I was interested to read how the activation sounded from your end of the link and also about how you tackled the difficulties. As you read in the account, it was a coil that dropped out of the same dipole that I showed you at Blackpool Rally a few years back. Despite having done several, I am not really geared up for lengthy summit stays of over about 6 hours. The equipment is made with weight in mind first and foremost so despite it often featuring good materials of aircraft standard, it errs on the side of flimsy. I could make stronger accessories but they would add to the extra weight of camping gear so you can’t win. I suppose it wouldn’t hurt to get a longer mast and full size aerial such as Mark uses but going too far down that route is limiting. If anything I’m going backwards. I started 160m in 2004 with 100 Watts but now I use 50. Presumably like all activators, you quickly realize that you can’t do everything that might be desirable.

If you’d been there you’d have agreed with my conclusion that it wasn’t worth gearing up to go out and fix it in that weather. Much easier to stay put and make use of whatever was left of the capability, even if that was only 2m-FM QRP. I didn’t expect to get back on Top Band until maybe morning and was relieved to find that I could still tune part of it. Though I still don’t know whether the coil was part of the live antenna or just the isolated leg (it didn’t drop off at both ends), I will know more for the future but much depends on being able to convey the changes. Mark G0VOF was key to that on this occasion and as you will know, I also I rely on Roy G4SSH a lot. It was a wild night but I loved it and can’t stop thinking back to it.

Sometimes I think it’s a shame that 160m is such a challenge. More often than not you get between zero and three chasers in daylight or shall we say in established daylight and that makes it mainly a dark activity. Dark means overnighters or at least very early starts and hanging around at the day’s end. Since daylight lasts ‘forever’ in summer, it also means facing mostly winter weather, something you (for one) know all about!

Your MA160V vertical did surprisingly well and it was giving you a very strong signal for the most part. Sounds like your perceived ‘random wire’ and tuner did unexpectedly well later on too. Roy G4SSH just tunes up his Butternut (designed for 3.5 MHz and above) as best he can and more often than not manages to get through. In this case though on 1.985, he had radar QRM. Most of the others are using anything but a proper 160m antenna. You can’t get the gardens these days. I’m very lucky. Our 1938 semi-detached is in the middle of a plot with 200 feet between back and front boundaries so I was lucky enough to get a full sized 160m dipole up. Even then, one leg had to be folded sideways and the centre was only at 40 feet.

Almost any antenna that’s not dedicated for 160m will have a tiny useable bandwidth. That said, I was quite surprised when mine didn’t exceed 3:1 when moving from 1.843 to 1.850.

We are really missing Phil G4OBK. All the chasers relied on him to know if they had any chance of a SOTA contact with me. Basically if Phil was down at 579 they knew they had little chance. Sadly we won’t be hearing the likes of Phil’s big signal on Top Band for the foreseeable future. It must be a hard thing indeed to have to brutally downsize your station but a massive garden like Phil had, takes an awful lot of keeping up to.

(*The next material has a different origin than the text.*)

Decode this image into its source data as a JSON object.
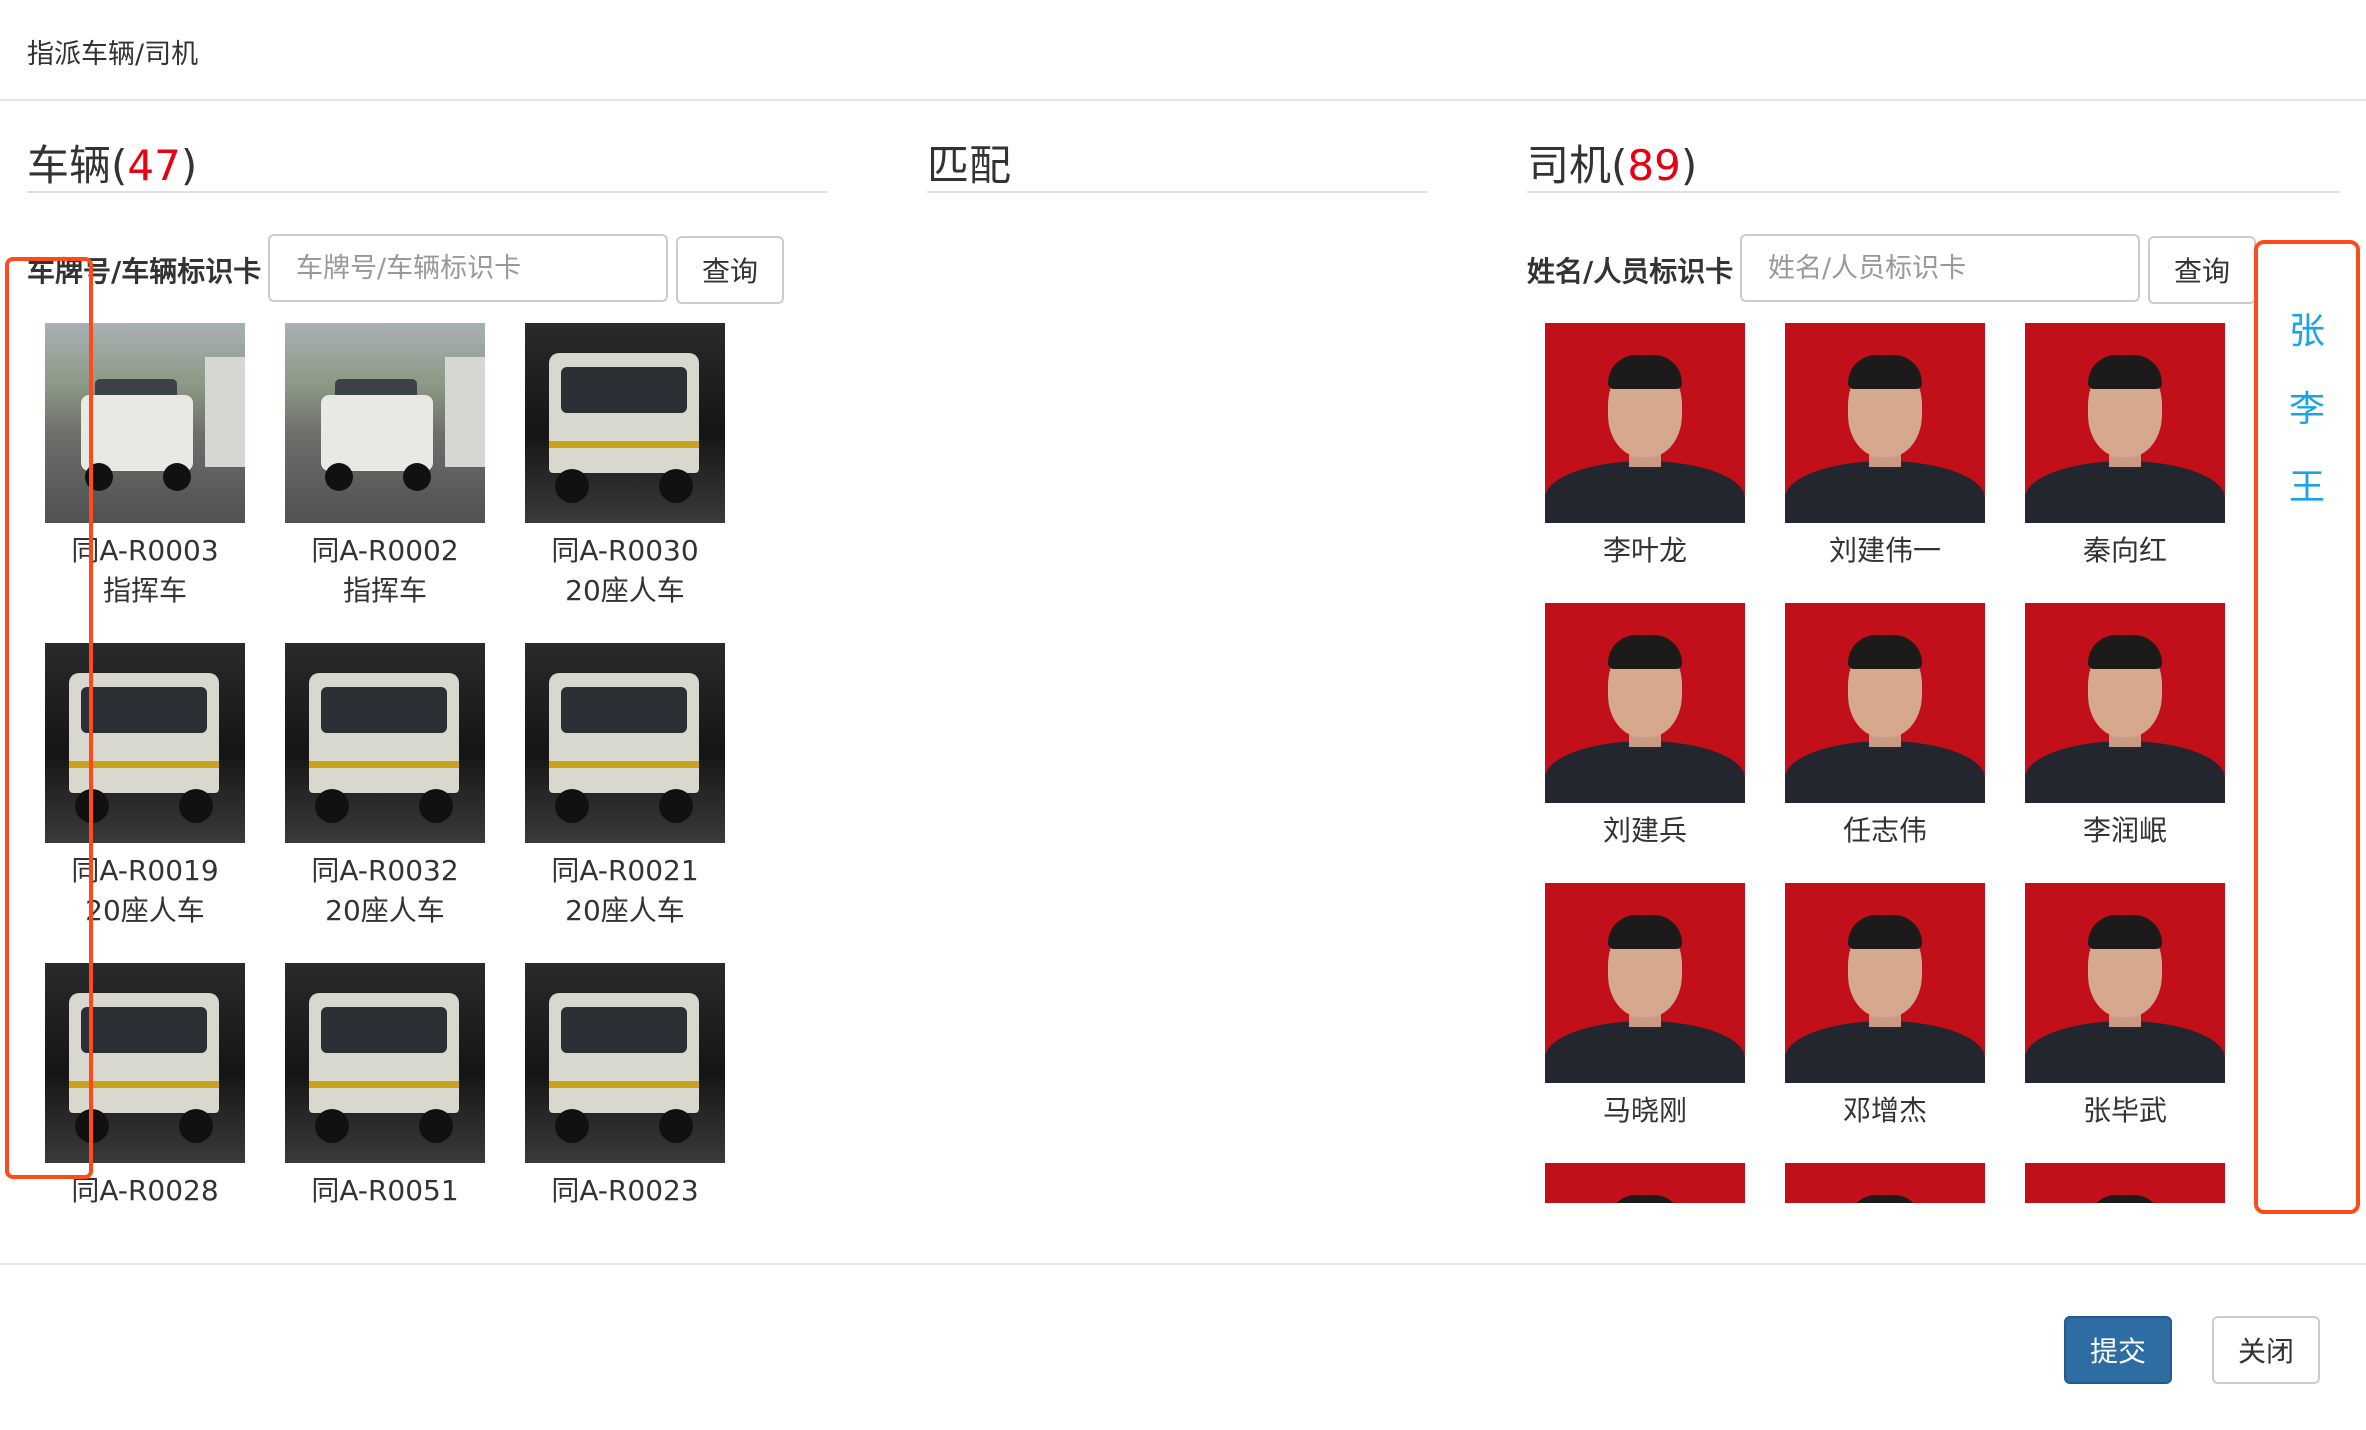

Thanks again for your interest and input Carolyn and thanks for the 160m QSO’s. I hope there’ll be some more. I know I usually do CW first but call in CW if you want. I can drop to Farnsworth and send everything two or three times. All we need are the reports and just enough familiarity to recognize your own callsign. If you don’t read it, just send di-di-dah-dah-di-di (?) and we’ll try again. Better a CW QSO in the log than nothing at all.

73, John.